Records from a data source:
Start of Block

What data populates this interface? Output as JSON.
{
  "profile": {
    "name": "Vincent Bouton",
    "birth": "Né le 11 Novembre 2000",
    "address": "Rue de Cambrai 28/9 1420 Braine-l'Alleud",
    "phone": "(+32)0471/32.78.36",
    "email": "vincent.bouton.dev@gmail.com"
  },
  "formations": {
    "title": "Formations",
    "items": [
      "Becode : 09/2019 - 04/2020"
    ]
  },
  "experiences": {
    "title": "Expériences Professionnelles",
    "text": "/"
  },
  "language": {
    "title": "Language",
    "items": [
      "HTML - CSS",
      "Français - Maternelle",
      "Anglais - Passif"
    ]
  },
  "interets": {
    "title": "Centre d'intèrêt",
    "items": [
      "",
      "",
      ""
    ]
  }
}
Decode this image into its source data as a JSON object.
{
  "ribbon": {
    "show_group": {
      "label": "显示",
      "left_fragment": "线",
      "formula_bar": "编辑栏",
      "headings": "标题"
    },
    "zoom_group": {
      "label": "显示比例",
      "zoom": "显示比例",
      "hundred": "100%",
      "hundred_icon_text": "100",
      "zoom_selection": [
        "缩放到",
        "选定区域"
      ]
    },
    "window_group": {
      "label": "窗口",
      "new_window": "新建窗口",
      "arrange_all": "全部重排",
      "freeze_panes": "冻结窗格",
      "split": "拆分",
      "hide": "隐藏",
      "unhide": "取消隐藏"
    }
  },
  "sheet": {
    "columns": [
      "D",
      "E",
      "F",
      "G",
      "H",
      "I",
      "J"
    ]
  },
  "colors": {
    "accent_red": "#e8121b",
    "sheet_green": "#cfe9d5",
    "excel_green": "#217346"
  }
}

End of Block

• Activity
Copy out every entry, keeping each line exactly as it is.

• Expected output
What data populates this interface? Output as JSON.
{
  "profile": {
    "name": "Vincent Bouton",
    "birth": "Né le 11 Novembre 2000",
    "address": "Rue de Cambrai 28/9 1420 Braine-l'Alleud",
    "phone": "(+32)0471/32.78.36",
    "email": "vincent.bouton.dev@gmail.com"
  },
  "formations": {
    "title": "Formations",
    "items": [
      "Becode : 09/2019 - 04/2020"
    ]
  },
  "experiences": {
    "title": "Expériences Professionnelles",
    "text": "/"
  },
  "language": {
    "title": "Language",
    "items": [
      "HTML - CSS",
      "Français - Maternelle",
      "Anglais - Passif"
    ]
  },
  "interets": {
    "title": "Centre d'intèrêt",
    "items": [
      "",
      "",
      ""
    ]
  }
}
Decode this image into its source data as a JSON object.
{
  "ribbon": {
    "show_group": {
      "label": "显示",
      "left_fragment": "线",
      "formula_bar": "编辑栏",
      "headings": "标题"
    },
    "zoom_group": {
      "label": "显示比例",
      "zoom": "显示比例",
      "hundred": "100%",
      "hundred_icon_text": "100",
      "zoom_selection": [
        "缩放到",
        "选定区域"
      ]
    },
    "window_group": {
      "label": "窗口",
      "new_window": "新建窗口",
      "arrange_all": "全部重排",
      "freeze_panes": "冻结窗格",
      "split": "拆分",
      "hide": "隐藏",
      "unhide": "取消隐藏"
    }
  },
  "sheet": {
    "columns": [
      "D",
      "E",
      "F",
      "G",
      "H",
      "I",
      "J"
    ]
  },
  "colors": {
    "accent_red": "#e8121b",
    "sheet_green": "#cfe9d5",
    "excel_green": "#217346"
  }
}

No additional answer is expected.